_Work task_: A word-for-word copy of the listing is needed. Retype it in full.

Data for processing Block Start

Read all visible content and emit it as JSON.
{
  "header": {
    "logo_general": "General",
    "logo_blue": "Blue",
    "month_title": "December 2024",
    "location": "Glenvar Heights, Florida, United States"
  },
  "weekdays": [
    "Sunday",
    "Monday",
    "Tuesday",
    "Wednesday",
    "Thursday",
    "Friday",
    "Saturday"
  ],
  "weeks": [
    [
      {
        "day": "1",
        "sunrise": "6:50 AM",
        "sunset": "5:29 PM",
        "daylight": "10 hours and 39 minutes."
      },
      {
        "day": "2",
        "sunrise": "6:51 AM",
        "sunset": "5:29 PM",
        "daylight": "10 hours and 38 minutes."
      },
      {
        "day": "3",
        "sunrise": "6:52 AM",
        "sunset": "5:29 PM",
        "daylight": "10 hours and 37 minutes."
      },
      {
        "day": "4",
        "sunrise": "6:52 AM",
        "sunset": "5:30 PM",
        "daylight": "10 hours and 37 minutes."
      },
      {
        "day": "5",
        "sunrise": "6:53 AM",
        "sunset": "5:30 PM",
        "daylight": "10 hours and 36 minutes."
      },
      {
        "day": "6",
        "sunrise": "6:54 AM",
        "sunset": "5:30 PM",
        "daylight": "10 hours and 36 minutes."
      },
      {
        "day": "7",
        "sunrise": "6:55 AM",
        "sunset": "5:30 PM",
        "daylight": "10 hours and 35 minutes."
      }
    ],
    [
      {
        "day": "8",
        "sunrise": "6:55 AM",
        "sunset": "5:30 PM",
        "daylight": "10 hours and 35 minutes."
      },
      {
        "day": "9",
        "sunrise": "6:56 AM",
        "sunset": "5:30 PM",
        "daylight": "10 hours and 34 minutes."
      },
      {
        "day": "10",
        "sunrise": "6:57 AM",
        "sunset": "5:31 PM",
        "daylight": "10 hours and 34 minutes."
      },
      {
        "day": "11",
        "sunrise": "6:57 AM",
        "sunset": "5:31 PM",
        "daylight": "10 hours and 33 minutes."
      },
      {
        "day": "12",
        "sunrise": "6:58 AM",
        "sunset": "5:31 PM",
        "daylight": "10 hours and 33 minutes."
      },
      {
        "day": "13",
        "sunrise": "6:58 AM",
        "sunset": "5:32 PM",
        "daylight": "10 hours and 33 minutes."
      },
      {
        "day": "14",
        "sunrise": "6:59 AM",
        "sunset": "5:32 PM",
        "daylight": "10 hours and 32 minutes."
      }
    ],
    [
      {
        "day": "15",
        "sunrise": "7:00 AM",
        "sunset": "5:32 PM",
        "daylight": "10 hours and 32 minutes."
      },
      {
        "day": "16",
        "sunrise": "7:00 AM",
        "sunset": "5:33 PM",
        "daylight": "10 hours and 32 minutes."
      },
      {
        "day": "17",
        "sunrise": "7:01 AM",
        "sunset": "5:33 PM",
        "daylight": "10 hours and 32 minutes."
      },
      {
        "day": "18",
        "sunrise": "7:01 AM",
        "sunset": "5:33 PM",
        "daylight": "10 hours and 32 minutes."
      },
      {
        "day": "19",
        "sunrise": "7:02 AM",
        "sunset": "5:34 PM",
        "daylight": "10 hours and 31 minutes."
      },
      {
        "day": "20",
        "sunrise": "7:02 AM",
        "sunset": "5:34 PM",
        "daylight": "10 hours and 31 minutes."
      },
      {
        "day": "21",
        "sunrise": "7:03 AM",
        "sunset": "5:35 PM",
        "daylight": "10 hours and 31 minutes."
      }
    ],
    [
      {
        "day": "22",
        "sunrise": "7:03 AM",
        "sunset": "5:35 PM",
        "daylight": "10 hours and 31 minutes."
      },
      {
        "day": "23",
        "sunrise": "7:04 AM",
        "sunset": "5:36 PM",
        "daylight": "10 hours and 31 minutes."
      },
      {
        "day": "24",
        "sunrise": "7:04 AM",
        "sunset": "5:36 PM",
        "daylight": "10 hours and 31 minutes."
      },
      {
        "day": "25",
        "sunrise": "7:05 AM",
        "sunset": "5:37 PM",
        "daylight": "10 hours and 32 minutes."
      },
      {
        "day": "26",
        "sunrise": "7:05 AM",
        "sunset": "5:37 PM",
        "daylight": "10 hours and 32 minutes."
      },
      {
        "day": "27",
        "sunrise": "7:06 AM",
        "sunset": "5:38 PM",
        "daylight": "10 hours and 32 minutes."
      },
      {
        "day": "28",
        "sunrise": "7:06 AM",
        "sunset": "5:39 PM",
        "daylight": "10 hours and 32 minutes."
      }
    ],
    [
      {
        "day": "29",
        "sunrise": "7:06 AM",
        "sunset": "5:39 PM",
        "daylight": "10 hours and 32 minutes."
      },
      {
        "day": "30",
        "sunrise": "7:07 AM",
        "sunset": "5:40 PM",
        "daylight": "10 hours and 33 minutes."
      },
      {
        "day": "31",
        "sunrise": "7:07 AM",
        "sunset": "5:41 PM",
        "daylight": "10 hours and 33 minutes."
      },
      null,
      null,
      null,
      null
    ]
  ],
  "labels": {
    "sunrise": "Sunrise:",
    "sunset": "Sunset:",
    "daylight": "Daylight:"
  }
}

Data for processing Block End

_The completed task_:
Read all visible content and emit it as JSON.
{
  "header": {
    "logo_general": "General",
    "logo_blue": "Blue",
    "month_title": "December 2024",
    "location": "Glenvar Heights, Florida, United States"
  },
  "weekdays": [
    "Sunday",
    "Monday",
    "Tuesday",
    "Wednesday",
    "Thursday",
    "Friday",
    "Saturday"
  ],
  "weeks": [
    [
      {
        "day": "1",
        "sunrise": "6:50 AM",
        "sunset": "5:29 PM",
        "daylight": "10 hours and 39 minutes."
      },
      {
        "day": "2",
        "sunrise": "6:51 AM",
        "sunset": "5:29 PM",
        "daylight": "10 hours and 38 minutes."
      },
      {
        "day": "3",
        "sunrise": "6:52 AM",
        "sunset": "5:29 PM",
        "daylight": "10 hours and 37 minutes."
      },
      {
        "day": "4",
        "sunrise": "6:52 AM",
        "sunset": "5:30 PM",
        "daylight": "10 hours and 37 minutes."
      },
      {
        "day": "5",
        "sunrise": "6:53 AM",
        "sunset": "5:30 PM",
        "daylight": "10 hours and 36 minutes."
      },
      {
        "day": "6",
        "sunrise": "6:54 AM",
        "sunset": "5:30 PM",
        "daylight": "10 hours and 36 minutes."
      },
      {
        "day": "7",
        "sunrise": "6:55 AM",
        "sunset": "5:30 PM",
        "daylight": "10 hours and 35 minutes."
      }
    ],
    [
      {
        "day": "8",
        "sunrise": "6:55 AM",
        "sunset": "5:30 PM",
        "daylight": "10 hours and 35 minutes."
      },
      {
        "day": "9",
        "sunrise": "6:56 AM",
        "sunset": "5:30 PM",
        "daylight": "10 hours and 34 minutes."
      },
      {
        "day": "10",
        "sunrise": "6:57 AM",
        "sunset": "5:31 PM",
        "daylight": "10 hours and 34 minutes."
      },
      {
        "day": "11",
        "sunrise": "6:57 AM",
        "sunset": "5:31 PM",
        "daylight": "10 hours and 33 minutes."
      },
      {
        "day": "12",
        "sunrise": "6:58 AM",
        "sunset": "5:31 PM",
        "daylight": "10 hours and 33 minutes."
      },
      {
        "day": "13",
        "sunrise": "6:58 AM",
        "sunset": "5:32 PM",
        "daylight": "10 hours and 33 minutes."
      },
      {
        "day": "14",
        "sunrise": "6:59 AM",
        "sunset": "5:32 PM",
        "daylight": "10 hours and 32 minutes."
      }
    ],
    [
      {
        "day": "15",
        "sunrise": "7:00 AM",
        "sunset": "5:32 PM",
        "daylight": "10 hours and 32 minutes."
      },
      {
        "day": "16",
        "sunrise": "7:00 AM",
        "sunset": "5:33 PM",
        "daylight": "10 hours and 32 minutes."
      },
      {
        "day": "17",
        "sunrise": "7:01 AM",
        "sunset": "5:33 PM",
        "daylight": "10 hours and 32 minutes."
      },
      {
        "day": "18",
        "sunrise": "7:01 AM",
        "sunset": "5:33 PM",
        "daylight": "10 hours and 32 minutes."
      },
      {
        "day": "19",
        "sunrise": "7:02 AM",
        "sunset": "5:34 PM",
        "daylight": "10 hours and 31 minutes."
      },
      {
        "day": "20",
        "sunrise": "7:02 AM",
        "sunset": "5:34 PM",
        "daylight": "10 hours and 31 minutes."
      },
      {
        "day": "21",
        "sunrise": "7:03 AM",
        "sunset": "5:35 PM",
        "daylight": "10 hours and 31 minutes."
      }
    ],
    [
      {
        "day": "22",
        "sunrise": "7:03 AM",
        "sunset": "5:35 PM",
        "daylight": "10 hours and 31 minutes."
      },
      {
        "day": "23",
        "sunrise": "7:04 AM",
        "sunset": "5:36 PM",
        "daylight": "10 hours and 31 minutes."
      },
      {
        "day": "24",
        "sunrise": "7:04 AM",
        "sunset": "5:36 PM",
        "daylight": "10 hours and 31 minutes."
      },
      {
        "day": "25",
        "sunrise": "7:05 AM",
        "sunset": "5:37 PM",
        "daylight": "10 hours and 32 minutes."
      },
      {
        "day": "26",
        "sunrise": "7:05 AM",
        "sunset": "5:37 PM",
        "daylight": "10 hours and 32 minutes."
      },
      {
        "day": "27",
        "sunrise": "7:06 AM",
        "sunset": "5:38 PM",
        "daylight": "10 hours and 32 minutes."
      },
      {
        "day": "28",
        "sunrise": "7:06 AM",
        "sunset": "5:39 PM",
        "daylight": "10 hours and 32 minutes."
      }
    ],
    [
      {
        "day": "29",
        "sunrise": "7:06 AM",
        "sunset": "5:39 PM",
        "daylight": "10 hours and 32 minutes."
      },
      {
        "day": "30",
        "sunrise": "7:07 AM",
        "sunset": "5:40 PM",
        "daylight": "10 hours and 33 minutes."
      },
      {
        "day": "31",
        "sunrise": "7:07 AM",
        "sunset": "5:41 PM",
        "daylight": "10 hours and 33 minutes."
      },
      null,
      null,
      null,
      null
    ]
  ],
  "labels": {
    "sunrise": "Sunrise:",
    "sunset": "Sunset:",
    "daylight": "Daylight:"
  }
}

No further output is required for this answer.